**The input:**
┌────────

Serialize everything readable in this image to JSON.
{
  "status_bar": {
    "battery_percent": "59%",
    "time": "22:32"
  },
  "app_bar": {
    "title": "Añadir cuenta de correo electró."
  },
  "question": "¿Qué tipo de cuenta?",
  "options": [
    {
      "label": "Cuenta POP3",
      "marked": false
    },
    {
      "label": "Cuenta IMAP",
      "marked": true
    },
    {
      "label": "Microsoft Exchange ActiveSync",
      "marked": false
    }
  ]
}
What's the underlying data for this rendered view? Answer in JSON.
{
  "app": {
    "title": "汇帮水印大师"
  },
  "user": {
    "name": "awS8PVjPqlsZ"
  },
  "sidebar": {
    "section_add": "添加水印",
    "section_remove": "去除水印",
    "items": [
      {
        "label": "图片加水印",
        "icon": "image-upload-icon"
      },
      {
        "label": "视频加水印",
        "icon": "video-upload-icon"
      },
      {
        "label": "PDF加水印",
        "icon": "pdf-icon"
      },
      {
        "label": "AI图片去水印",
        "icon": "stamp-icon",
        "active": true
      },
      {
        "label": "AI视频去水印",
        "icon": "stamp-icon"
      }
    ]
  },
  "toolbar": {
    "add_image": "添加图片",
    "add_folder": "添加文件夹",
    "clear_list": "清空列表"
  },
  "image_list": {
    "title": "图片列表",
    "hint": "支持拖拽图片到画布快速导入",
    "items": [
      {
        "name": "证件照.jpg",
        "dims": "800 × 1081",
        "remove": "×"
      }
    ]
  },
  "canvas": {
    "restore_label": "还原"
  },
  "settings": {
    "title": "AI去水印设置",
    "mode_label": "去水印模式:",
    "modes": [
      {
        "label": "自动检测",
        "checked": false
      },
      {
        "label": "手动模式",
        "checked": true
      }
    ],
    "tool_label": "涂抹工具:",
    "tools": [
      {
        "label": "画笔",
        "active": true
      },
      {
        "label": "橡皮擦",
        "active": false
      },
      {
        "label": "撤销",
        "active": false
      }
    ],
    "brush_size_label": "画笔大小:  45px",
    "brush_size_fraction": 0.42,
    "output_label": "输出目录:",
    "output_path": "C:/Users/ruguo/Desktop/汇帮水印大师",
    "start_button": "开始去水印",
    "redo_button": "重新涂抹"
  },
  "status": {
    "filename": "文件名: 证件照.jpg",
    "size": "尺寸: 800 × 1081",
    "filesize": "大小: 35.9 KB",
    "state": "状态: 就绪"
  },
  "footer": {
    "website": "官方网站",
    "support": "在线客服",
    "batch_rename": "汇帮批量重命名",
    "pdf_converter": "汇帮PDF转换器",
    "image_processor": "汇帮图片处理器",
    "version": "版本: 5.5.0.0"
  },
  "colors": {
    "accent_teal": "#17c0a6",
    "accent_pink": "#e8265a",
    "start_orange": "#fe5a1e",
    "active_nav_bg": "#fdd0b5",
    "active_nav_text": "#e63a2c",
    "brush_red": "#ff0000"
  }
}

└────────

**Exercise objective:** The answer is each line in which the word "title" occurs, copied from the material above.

**Written answer:**
    "title": "Añadir cuenta de correo electró."
    "title": "汇帮水印大师"
    "title": "图片列表",
    "title": "AI去水印设置",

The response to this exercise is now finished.